Spy satellites could analyse shadows from space to help identify terrorists
Spy satellites could soon be able to identify a person from space, by analysing the way their shadow moves.
By Lucy Cockcroft
Last Updated: 9:42AM BST 04 Sep 2008
A computer programme has been developed to process the image of a shadow cast on the ground, and match it up with its owner.
The technique, called gait analysis, works on the premise that it is extremely difficult to disguise your walking style.
It could be used to monitor known criminals and suspected terrorists, such as Osama Bin Laden, using satellites or spy planes.

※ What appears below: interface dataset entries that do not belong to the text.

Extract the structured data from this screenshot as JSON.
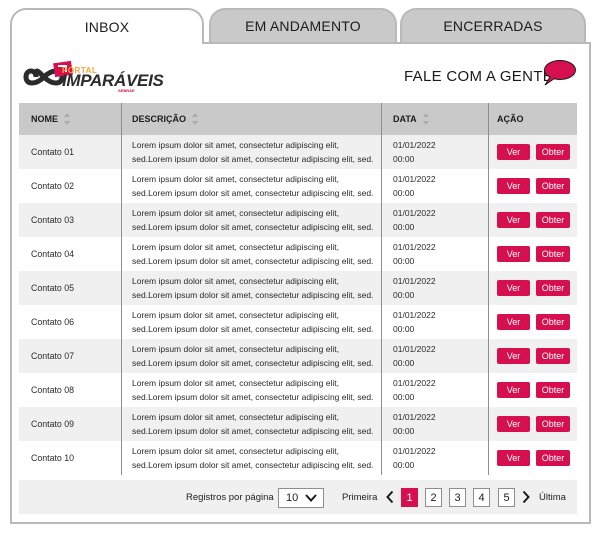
{
  "tabs": [
    {
      "label": "INBOX",
      "active": true
    },
    {
      "label": "EM ANDAMENTO",
      "active": false
    },
    {
      "label": "ENCERRADAS",
      "active": false
    }
  ],
  "header": {
    "logo_top": "PORTAL",
    "logo_main": "IMPARÁVEIS",
    "logo_tiny": "SEBRAE",
    "fale": "FALE COM A GENTE",
    "chat_icon": "chat-bubble-icon"
  },
  "colors": {
    "accent": "#d6104f",
    "tab_inactive": "#c9c9c9",
    "row_alt": "#f0f0f0"
  },
  "table": {
    "headers": {
      "nome": "NOME",
      "descricao": "DESCRIÇÃO",
      "data": "DATA",
      "acao": "AÇÃO"
    },
    "rows": [
      {
        "nome": "Contato 01",
        "desc1": "Lorem ipsum dolor sit amet, consectetur adipiscing elit,",
        "desc2": "sed.Lorem ipsum dolor sit amet, consectetur adipiscing elit, sed.",
        "date": "01/01/2022",
        "time": "00:00",
        "ver": "Ver",
        "obter": "Obter"
      },
      {
        "nome": "Contato 02",
        "desc1": "Lorem ipsum dolor sit amet, consectetur adipiscing elit,",
        "desc2": "sed.Lorem ipsum dolor sit amet, consectetur adipiscing elit, sed.",
        "date": "01/01/2022",
        "time": "00:00",
        "ver": "Ver",
        "obter": "Obter"
      },
      {
        "nome": "Contato 03",
        "desc1": "Lorem ipsum dolor sit amet, consectetur adipiscing elit,",
        "desc2": "sed.Lorem ipsum dolor sit amet, consectetur adipiscing elit, sed.",
        "date": "01/01/2022",
        "time": "00:00",
        "ver": "Ver",
        "obter": "Obter"
      },
      {
        "nome": "Contato 04",
        "desc1": "Lorem ipsum dolor sit amet, consectetur adipiscing elit,",
        "desc2": "sed.Lorem ipsum dolor sit amet, consectetur adipiscing elit, sed.",
        "date": "01/01/2022",
        "time": "00:00",
        "ver": "Ver",
        "obter": "Obter"
      },
      {
        "nome": "Contato 05",
        "desc1": "Lorem ipsum dolor sit amet, consectetur adipiscing elit,",
        "desc2": "sed.Lorem ipsum dolor sit amet, consectetur adipiscing elit, sed.",
        "date": "01/01/2022",
        "time": "00:00",
        "ver": "Ver",
        "obter": "Obter"
      },
      {
        "nome": "Contato 06",
        "desc1": "Lorem ipsum dolor sit amet, consectetur adipiscing elit,",
        "desc2": "sed.Lorem ipsum dolor sit amet, consectetur adipiscing elit, sed.",
        "date": "01/01/2022",
        "time": "00:00",
        "ver": "Ver",
        "obter": "Obter"
      },
      {
        "nome": "Contato 07",
        "desc1": "Lorem ipsum dolor sit amet, consectetur adipiscing elit,",
        "desc2": "sed.Lorem ipsum dolor sit amet, consectetur adipiscing elit, sed.",
        "date": "01/01/2022",
        "time": "00:00",
        "ver": "Ver",
        "obter": "Obter"
      },
      {
        "nome": "Contato 08",
        "desc1": "Lorem ipsum dolor sit amet, consectetur adipiscing elit,",
        "desc2": "sed.Lorem ipsum dolor sit amet, consectetur adipiscing elit, sed.",
        "date": "01/01/2022",
        "time": "00:00",
        "ver": "Ver",
        "obter": "Obter"
      },
      {
        "nome": "Contato 09",
        "desc1": "Lorem ipsum dolor sit amet, consectetur adipiscing elit,",
        "desc2": "sed.Lorem ipsum dolor sit amet, consectetur adipiscing elit, sed.",
        "date": "01/01/2022",
        "time": "00:00",
        "ver": "Ver",
        "obter": "Obter"
      },
      {
        "nome": "Contato 10",
        "desc1": "Lorem ipsum dolor sit amet, consectetur adipiscing elit,",
        "desc2": "sed.Lorem ipsum dolor sit amet, consectetur adipiscing elit, sed.",
        "date": "01/01/2022",
        "time": "00:00",
        "ver": "Ver",
        "obter": "Obter"
      }
    ]
  },
  "pagination": {
    "per_page_label": "Registros por página",
    "per_page_value": "10",
    "first": "Primeira",
    "last": "Última",
    "pages": [
      "1",
      "2",
      "3",
      "4",
      "5"
    ],
    "current": "1"
  }
}
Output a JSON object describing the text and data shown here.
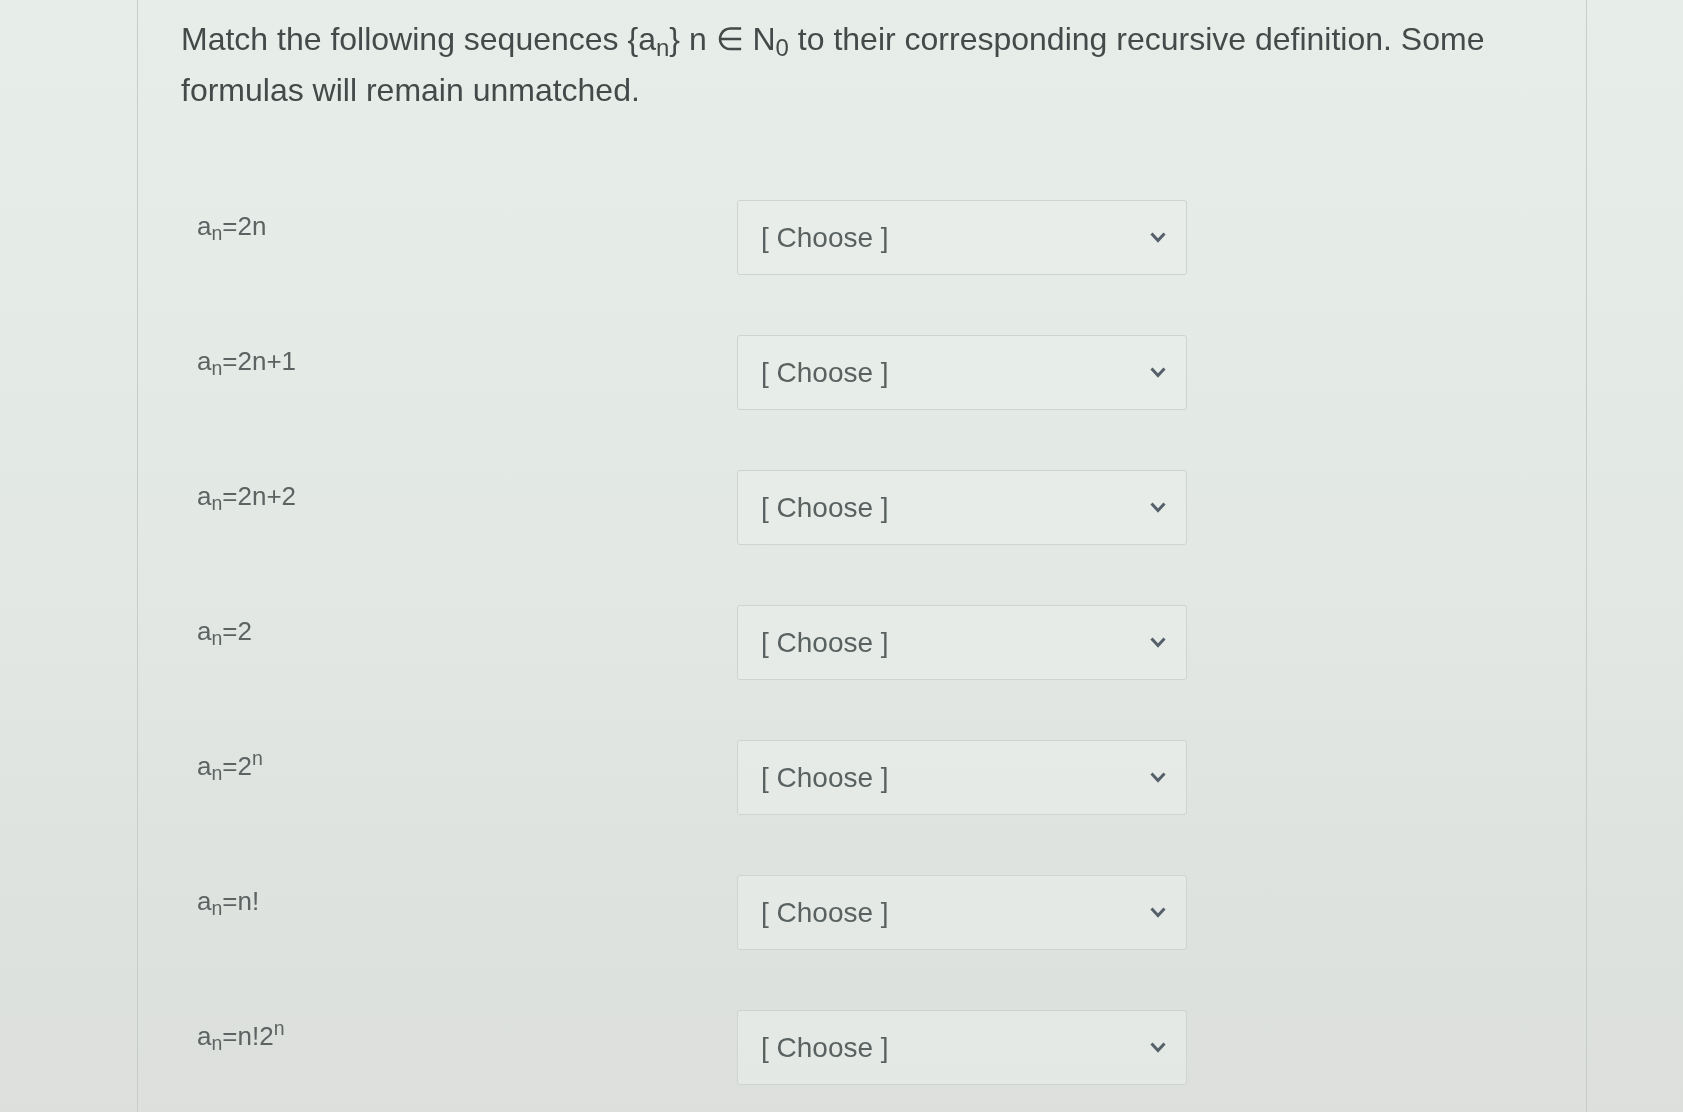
{
  "question": {
    "prompt": "Match the following sequences {a$_{n}$} n ∈ N$_{0}$ to their corresponding recursive definition. Some formulas will remain unmatched."
  },
  "pairs": [
    {
      "formula": "a$_{n}$=2n",
      "selection": "[ Choose ]"
    },
    {
      "formula": "a$_{n}$=2n+1",
      "selection": "[ Choose ]"
    },
    {
      "formula": "a$_{n}$=2n+2",
      "selection": "[ Choose ]"
    },
    {
      "formula": "a$_{n}$=2",
      "selection": "[ Choose ]"
    },
    {
      "formula": "a$_{n}$=2$^{n}$",
      "selection": "[ Choose ]"
    },
    {
      "formula": "a$_{n}$=n!",
      "selection": "[ Choose ]"
    },
    {
      "formula": "a$_{n}$=n!2$^{n}$",
      "selection": "[ Choose ]"
    }
  ]
}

There has been an explosion in satellite imagery and technology in recent years, but it is still virtually impossible to recognise people from pictures taken from orbit. Images from high-altitude aircraft and spacecraft only ever the tops of their heads.
Aerial shots alone give little away about a person's movements, but analysing the shadows they cast can - provided their walking pattern is on file.
According to Dr Adrian Stoica of Nasa's Jet Propulsion Laboratory in California, which developed the shadow technology, video from space could provide enough data to confirm a suspect's identity.
However, critics say there are doubts that images taken in orbit will be sharp enough to be used as identification. There are also concerns that weather and visibility will affect the quality.
Dr Stoica has created computer software that can seek out and recognise the shadows of individuals in aerial video footage, reports New Scientist magazine.
It isolates moving shadows and uses data on the position of the sun and camera angle to 'correct' the shadows if they are foreshortened or elongated.
Dr Stoica, who presented his research at a security conference in Edinburgh, said the software then applies regular gait analysis to the corrected images.
The technique is still at the earliest stages of development, and it could be many years before it is used by military, police and intelligence services.
The technology is already here.Subs are being tracked by satellites whose sensors watch out for the minute surface trails of a sub's wake.